*What needs to be done:*
Each line of the entries that contains the word "JSON" adds one. Reply with the resulting number only.

*Supplied material:*
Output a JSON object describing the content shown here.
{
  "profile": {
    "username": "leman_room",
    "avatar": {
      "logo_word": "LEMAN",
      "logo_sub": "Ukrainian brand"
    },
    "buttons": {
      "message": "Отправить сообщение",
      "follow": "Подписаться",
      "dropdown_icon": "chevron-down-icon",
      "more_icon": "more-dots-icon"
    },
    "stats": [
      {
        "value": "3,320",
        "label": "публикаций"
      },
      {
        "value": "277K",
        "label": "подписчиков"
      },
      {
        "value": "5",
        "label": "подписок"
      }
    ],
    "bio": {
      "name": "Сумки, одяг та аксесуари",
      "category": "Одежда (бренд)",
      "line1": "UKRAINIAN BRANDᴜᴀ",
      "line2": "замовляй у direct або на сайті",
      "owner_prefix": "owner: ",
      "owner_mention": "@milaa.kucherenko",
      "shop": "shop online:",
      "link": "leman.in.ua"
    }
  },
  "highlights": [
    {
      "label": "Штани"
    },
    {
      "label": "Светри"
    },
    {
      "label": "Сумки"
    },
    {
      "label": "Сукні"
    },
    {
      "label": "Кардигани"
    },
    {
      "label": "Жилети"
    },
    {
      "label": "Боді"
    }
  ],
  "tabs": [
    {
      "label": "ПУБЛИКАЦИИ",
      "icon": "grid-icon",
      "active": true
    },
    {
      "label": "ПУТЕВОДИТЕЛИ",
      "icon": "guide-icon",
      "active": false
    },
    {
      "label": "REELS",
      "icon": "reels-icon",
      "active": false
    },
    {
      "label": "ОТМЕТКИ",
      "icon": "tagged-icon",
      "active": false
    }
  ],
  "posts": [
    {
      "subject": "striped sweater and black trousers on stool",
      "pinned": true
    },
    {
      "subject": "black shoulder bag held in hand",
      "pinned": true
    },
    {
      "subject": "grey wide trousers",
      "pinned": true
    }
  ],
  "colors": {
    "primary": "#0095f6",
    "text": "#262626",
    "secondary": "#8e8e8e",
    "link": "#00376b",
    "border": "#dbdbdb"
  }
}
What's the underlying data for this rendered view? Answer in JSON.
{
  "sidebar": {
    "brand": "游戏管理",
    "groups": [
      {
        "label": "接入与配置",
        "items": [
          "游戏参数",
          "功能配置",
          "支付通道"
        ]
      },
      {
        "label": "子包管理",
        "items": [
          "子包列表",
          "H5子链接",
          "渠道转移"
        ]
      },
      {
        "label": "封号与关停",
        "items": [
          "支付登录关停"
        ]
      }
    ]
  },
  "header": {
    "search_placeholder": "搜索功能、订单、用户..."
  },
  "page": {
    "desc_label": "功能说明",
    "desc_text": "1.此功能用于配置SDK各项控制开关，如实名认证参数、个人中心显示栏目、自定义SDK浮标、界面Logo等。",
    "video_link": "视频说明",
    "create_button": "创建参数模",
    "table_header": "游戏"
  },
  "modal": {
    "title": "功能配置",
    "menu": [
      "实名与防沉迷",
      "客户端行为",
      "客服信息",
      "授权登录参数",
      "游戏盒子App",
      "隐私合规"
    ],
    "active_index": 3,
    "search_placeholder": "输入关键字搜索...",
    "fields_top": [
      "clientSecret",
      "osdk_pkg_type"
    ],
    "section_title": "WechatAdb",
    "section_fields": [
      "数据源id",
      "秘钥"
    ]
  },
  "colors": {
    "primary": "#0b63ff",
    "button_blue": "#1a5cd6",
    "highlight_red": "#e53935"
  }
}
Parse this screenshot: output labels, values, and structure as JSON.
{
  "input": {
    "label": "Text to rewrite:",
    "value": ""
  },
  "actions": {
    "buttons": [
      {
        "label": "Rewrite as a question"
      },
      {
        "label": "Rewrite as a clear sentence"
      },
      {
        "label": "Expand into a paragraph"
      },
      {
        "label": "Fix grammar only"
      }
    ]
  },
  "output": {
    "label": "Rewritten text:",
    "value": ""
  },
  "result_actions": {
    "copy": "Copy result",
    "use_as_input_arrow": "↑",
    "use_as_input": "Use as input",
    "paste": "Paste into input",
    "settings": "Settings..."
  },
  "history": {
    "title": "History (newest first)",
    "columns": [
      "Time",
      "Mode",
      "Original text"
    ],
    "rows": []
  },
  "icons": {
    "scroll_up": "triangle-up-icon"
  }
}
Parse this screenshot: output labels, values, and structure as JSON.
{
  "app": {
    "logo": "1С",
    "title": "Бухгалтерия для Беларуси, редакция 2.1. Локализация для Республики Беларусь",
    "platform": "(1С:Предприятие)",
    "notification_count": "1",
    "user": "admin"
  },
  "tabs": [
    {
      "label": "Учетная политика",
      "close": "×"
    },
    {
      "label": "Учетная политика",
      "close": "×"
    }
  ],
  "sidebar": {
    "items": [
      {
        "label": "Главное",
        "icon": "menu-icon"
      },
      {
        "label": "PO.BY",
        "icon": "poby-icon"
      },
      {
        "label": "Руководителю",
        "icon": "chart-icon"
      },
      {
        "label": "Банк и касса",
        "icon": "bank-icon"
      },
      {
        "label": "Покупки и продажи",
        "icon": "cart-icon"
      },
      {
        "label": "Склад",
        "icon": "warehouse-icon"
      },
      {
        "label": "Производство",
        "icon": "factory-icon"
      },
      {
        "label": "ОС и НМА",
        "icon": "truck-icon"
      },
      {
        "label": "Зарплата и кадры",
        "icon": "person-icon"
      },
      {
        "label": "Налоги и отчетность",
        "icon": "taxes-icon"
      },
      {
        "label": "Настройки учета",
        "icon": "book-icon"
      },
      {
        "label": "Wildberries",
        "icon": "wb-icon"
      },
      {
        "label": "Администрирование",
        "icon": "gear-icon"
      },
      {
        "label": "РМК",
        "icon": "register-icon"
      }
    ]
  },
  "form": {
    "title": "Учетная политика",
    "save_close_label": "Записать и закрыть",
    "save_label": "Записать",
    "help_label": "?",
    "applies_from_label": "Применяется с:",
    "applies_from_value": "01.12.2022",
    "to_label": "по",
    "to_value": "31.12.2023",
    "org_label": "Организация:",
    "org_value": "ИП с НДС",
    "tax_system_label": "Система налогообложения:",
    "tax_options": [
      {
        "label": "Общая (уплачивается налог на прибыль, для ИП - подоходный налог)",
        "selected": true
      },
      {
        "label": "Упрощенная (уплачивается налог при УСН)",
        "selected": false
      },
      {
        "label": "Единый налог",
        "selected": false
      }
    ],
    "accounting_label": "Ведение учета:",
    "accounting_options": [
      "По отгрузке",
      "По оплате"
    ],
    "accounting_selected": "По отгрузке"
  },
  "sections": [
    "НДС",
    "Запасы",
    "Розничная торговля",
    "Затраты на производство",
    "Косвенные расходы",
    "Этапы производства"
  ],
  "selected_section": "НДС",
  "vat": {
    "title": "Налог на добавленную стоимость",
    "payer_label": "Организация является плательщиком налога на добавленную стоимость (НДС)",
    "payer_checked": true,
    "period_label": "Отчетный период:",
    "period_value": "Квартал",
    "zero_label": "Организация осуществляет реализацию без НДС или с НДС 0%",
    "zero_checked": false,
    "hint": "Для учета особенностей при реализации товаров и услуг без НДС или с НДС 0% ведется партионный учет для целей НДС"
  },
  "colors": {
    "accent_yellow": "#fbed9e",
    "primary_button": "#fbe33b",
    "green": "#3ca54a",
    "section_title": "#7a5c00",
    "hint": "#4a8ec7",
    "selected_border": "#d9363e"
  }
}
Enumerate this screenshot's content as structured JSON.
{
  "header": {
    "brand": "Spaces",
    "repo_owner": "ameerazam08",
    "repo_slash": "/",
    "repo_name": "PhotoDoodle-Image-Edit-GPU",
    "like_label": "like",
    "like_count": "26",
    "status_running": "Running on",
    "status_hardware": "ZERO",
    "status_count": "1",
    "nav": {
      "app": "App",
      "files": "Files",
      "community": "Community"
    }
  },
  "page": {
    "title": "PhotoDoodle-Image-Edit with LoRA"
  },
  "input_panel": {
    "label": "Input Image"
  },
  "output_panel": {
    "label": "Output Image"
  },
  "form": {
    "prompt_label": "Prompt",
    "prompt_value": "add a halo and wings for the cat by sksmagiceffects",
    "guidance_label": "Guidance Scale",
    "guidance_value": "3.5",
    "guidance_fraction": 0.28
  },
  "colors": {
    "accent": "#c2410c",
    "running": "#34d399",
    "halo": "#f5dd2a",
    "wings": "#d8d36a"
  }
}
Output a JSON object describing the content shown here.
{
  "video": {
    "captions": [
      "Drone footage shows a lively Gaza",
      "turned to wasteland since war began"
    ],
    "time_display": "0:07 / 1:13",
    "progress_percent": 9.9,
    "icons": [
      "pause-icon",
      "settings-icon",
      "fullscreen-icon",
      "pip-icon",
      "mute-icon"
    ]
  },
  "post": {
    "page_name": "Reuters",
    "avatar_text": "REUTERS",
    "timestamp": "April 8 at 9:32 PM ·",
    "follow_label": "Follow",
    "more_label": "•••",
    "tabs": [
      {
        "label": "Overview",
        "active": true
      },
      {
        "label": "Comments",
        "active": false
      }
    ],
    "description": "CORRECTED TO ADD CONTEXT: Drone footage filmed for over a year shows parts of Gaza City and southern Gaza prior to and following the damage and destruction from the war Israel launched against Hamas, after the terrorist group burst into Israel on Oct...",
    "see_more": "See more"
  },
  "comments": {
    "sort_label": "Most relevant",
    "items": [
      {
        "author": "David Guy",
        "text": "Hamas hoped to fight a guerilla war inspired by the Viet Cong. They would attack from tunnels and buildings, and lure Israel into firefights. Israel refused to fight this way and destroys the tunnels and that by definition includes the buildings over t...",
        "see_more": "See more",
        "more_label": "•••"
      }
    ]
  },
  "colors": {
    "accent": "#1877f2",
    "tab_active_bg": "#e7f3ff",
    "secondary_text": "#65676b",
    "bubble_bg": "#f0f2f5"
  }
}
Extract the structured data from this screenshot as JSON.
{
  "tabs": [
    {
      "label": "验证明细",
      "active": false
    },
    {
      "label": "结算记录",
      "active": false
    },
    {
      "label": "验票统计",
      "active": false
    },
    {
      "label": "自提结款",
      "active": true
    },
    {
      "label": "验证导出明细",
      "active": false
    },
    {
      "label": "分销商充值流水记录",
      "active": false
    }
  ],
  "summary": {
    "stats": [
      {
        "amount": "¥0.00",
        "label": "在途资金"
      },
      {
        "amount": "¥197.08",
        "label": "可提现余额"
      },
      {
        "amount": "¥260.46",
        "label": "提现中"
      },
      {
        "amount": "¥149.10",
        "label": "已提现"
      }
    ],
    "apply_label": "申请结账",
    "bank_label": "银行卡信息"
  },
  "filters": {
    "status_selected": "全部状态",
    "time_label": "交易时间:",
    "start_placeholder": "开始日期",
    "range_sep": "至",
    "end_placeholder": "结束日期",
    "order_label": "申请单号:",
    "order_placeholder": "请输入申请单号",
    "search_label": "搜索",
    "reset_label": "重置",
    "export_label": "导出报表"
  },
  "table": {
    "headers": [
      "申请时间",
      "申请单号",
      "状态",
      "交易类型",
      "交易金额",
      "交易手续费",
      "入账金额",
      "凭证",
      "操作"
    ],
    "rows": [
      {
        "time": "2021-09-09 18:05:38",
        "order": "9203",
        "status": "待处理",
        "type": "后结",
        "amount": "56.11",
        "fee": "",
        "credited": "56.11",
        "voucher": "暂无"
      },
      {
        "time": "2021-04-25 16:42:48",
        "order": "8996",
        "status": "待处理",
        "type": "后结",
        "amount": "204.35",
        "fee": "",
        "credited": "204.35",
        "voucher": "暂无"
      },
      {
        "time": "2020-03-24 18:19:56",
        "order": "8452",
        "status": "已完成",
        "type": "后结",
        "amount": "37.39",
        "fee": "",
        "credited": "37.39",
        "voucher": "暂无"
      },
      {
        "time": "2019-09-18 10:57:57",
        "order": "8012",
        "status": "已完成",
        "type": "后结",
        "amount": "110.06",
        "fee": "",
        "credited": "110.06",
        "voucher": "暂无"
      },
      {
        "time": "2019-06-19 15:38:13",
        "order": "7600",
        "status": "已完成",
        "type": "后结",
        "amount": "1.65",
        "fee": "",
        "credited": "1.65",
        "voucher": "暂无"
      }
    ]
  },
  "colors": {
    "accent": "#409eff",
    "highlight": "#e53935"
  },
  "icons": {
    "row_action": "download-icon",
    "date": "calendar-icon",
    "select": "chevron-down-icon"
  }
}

*Problem solution:*
7